In the past, it took a significant amount of time for the Culinary Arts students to measure the chemicals of the water and make sure they were optimal for fish and plant life. Now, this system is automated.Aquaponics Panel

Instrumentation Engineering students Cole Crum, Brandon Huizaz, Dustin Martin and Jadarius Williams worked together to develop a system that monitors the fish tank's pH, temperature, water, and oxygen levels. They also developed a program to set up pump and light schedules for further system regulations. Further, the system allows for remote monitoring through alerts sent to an email address if something in the lab is outside of the normal range.

"My students will be able to use the data collected from this system to determine the needs for more testing if the results are outside the normal range," said Melson. "This allows them to troubleshoot any issues and make amendments or modifications before plant of fish loss might occur."

"The students got real world experience in building a project from the ground up. There is no better experience then real world," said Amanda Cullum, Instrumentation Engineering instructor. "This project incorporated the majority of their core classes, which helps to show the students what they learn in the classroom they will use in the workforce.
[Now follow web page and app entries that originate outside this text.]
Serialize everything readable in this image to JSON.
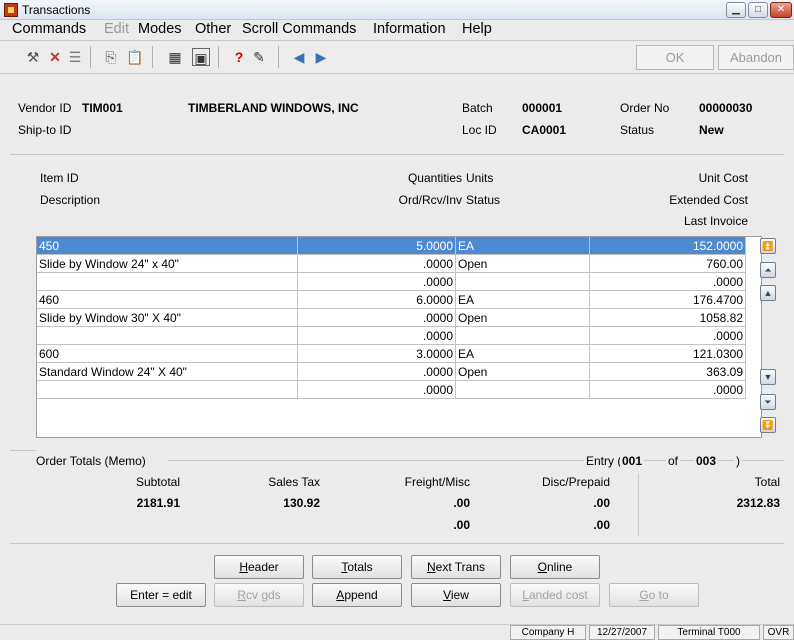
{
  "window": {
    "title": "Transactions",
    "min": "▁",
    "max": "□",
    "close": "✕"
  },
  "menu": [
    "Commands",
    "Edit",
    "Modes",
    "Other",
    "Scroll Commands",
    "Information",
    "Help"
  ],
  "toolbar": {
    "ok_label": "OK",
    "abandon_label": "Abandon"
  },
  "header": {
    "vendor_id_label": "Vendor ID",
    "vendor_id": "TIM001",
    "vendor_name": "TIMBERLAND WINDOWS, INC",
    "batch_label": "Batch",
    "batch": "000001",
    "order_no_label": "Order No",
    "order_no": "00000030",
    "shipto_label": "Ship-to ID",
    "loc_id_label": "Loc ID",
    "loc_id": "CA0001",
    "status_label": "Status",
    "status": "New"
  },
  "columns": {
    "item_id": "Item ID",
    "description": "Description",
    "quantities": "Quantities",
    "ord_rcv_inv": "Ord/Rcv/Inv",
    "units": "Units",
    "status": "Status",
    "unit_cost": "Unit Cost",
    "extended_cost": "Extended Cost",
    "last_invoice": "Last Invoice"
  },
  "lines": [
    {
      "item": "450",
      "qty": "5.0000",
      "unit": "EA",
      "unit_cost": "152.0000",
      "desc": "Slide by Window 24\" x 40\"",
      "rcv": ".0000",
      "status": "Open",
      "ext": "760.00",
      "inv": ".0000",
      "last": ".0000"
    },
    {
      "item": "460",
      "qty": "6.0000",
      "unit": "EA",
      "unit_cost": "176.4700",
      "desc": "Slide by Window 30\" X 40\"",
      "rcv": ".0000",
      "status": "Open",
      "ext": "1058.82",
      "inv": ".0000",
      "last": ".0000"
    },
    {
      "item": "600",
      "qty": "3.0000",
      "unit": "EA",
      "unit_cost": "121.0300",
      "desc": "Standard Window 24\" X 40\"",
      "rcv": ".0000",
      "status": "Open",
      "ext": "363.09",
      "inv": ".0000",
      "last": ".0000"
    }
  ],
  "totals": {
    "section_label": "Order Totals (Memo)",
    "entry_label": "Entry (",
    "entry": "001",
    "of_label": "of",
    "of_total": "003",
    "close_paren": ")",
    "subtotal_label": "Subtotal",
    "subtotal": "2181.91",
    "sales_tax_label": "Sales Tax",
    "sales_tax": "130.92",
    "freight_label": "Freight/Misc",
    "freight1": ".00",
    "freight2": ".00",
    "disc_label": "Disc/Prepaid",
    "disc1": ".00",
    "disc2": ".00",
    "total_label": "Total",
    "total": "2312.83"
  },
  "buttons": {
    "header": {
      "u": "H",
      "rest": "eader"
    },
    "totals": {
      "u": "T",
      "rest": "otals"
    },
    "next_trans": {
      "u": "N",
      "rest": "ext Trans"
    },
    "online": {
      "u": "O",
      "rest": "nline"
    },
    "enter_edit": "Enter = edit",
    "rcv_gds": {
      "u": "R",
      "rest": "cv gds"
    },
    "append": {
      "u": "A",
      "rest": "ppend"
    },
    "view": {
      "u": "V",
      "rest": "iew"
    },
    "landed_cost": {
      "u": "L",
      "rest": "anded cost"
    },
    "go_to": {
      "u": "G",
      "rest": "o to"
    }
  },
  "statusbar": {
    "company": "Company H",
    "date": "12/27/2007",
    "terminal": "Terminal T000",
    "mode": "OVR"
  }
}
This helped bring it all back to a full circle."

The project is not complete yet. It is ongoing through the summer for a new group of students working on hydroponic updates for the lab. Parker Schraeder and Caleb Winter are currently working on the lab.

Schraeder, an Instrumentation student from Mannford, is handling the budget, supplies, and paperwork for this next phase of the project, eventually to be team lead.

"This project is providing me a chance to use the skills I've learned at OSUIT," said Schraeder. "It's giving me great experience of what I can expect when I graduate and enter the workforce. I can work with a team as well as lead a team for projects."

He says that the most valuable thing he has learned from this is teamwork and accountability.

"I want my team to be able to work together out in the field, and I want to make sure that they can count on me so that we can finish our project within the limited time we have together."

Schraeder enjoys the hands-on experience this project provides, which is why he chose to attend OSUIT.

 "I like that they give me the opportunity to use what I've been taught," he said. "I am a visual learner, so for me, this has been a great help."

Melson said she was impressed by this group of students.

"The students who worked on this project were over frequently to check on things and to ask questions and eat lunch," said Melson. "They often asked high-level questions and wanted to understand how the system worked and what types of features might be beneficial to add to the project. I like to think having to approach and ask questions aided their soft skills and hopefully prepared them more for their industry as they graduate."

Cullum said that she knew they wanted to help optimize this system when she heard about the aquaponics system.

"This campus has so many great opportunities for students," said Cullum. "Working with Culinary on this project is going to open doors for other programs that might not have thought about working together. Instrumentation and Culinary are two programs that I would have never thought could collaborate, but we worked great together to accomplish this goal."

"Often, we teach very much in silos, said Melson. "We are focused on our students and what they need to learn to prepare them for our industry. This was a great opportunity to collaborate and provide direct student benefits in multiple areas at once. The team that completed the work was outstanding, and I am super proud of these students," said Melson." They did an outstanding job!"